§ TASK OBJECTIVE
Starting with the first line and ending with the last, copy the entries word for word.

[Collected data]
************

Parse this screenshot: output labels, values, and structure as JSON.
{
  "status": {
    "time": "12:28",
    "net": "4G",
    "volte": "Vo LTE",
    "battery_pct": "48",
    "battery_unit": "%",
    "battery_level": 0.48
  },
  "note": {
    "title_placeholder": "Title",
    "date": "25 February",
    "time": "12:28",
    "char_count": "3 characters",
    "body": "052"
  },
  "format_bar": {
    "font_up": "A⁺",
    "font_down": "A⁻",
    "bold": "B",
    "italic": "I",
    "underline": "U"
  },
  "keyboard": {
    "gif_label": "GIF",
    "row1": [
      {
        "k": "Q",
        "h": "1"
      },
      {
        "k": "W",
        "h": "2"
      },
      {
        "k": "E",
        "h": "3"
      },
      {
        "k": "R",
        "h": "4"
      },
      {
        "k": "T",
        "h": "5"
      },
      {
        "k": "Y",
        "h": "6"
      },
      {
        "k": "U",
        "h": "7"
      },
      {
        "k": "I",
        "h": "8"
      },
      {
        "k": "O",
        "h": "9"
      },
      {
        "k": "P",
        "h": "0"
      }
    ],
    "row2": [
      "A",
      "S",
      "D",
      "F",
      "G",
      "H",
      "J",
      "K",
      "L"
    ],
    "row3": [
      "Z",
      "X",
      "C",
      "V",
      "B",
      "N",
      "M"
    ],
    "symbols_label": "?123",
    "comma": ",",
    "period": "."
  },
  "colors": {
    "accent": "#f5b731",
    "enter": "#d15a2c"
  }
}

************

§ TASK SOLUTION
Parse this screenshot: output labels, values, and structure as JSON.
{
  "status": {
    "time": "12:28",
    "net": "4G",
    "volte": "Vo LTE",
    "battery_pct": "48",
    "battery_unit": "%",
    "battery_level": 0.48
  },
  "note": {
    "title_placeholder": "Title",
    "date": "25 February",
    "time": "12:28",
    "char_count": "3 characters",
    "body": "052"
  },
  "format_bar": {
    "font_up": "A⁺",
    "font_down": "A⁻",
    "bold": "B",
    "italic": "I",
    "underline": "U"
  },
  "keyboard": {
    "gif_label": "GIF",
    "row1": [
      {
        "k": "Q",
        "h": "1"
      },
      {
        "k": "W",
        "h": "2"
      },
      {
        "k": "E",
        "h": "3"
      },
      {
        "k": "R",
        "h": "4"
      },
      {
        "k": "T",
        "h": "5"
      },
      {
        "k": "Y",
        "h": "6"
      },
      {
        "k": "U",
        "h": "7"
      },
      {
        "k": "I",
        "h": "8"
      },
      {
        "k": "O",
        "h": "9"
      },
      {
        "k": "P",
        "h": "0"
      }
    ],
    "row2": [
      "A",
      "S",
      "D",
      "F",
      "G",
      "H",
      "J",
      "K",
      "L"
    ],
    "row3": [
      "Z",
      "X",
      "C",
      "V",
      "B",
      "N",
      "M"
    ],
    "symbols_label": "?123",
    "comma": ",",
    "period": "."
  },
  "colors": {
    "accent": "#f5b731",
    "enter": "#d15a2c"
  }
}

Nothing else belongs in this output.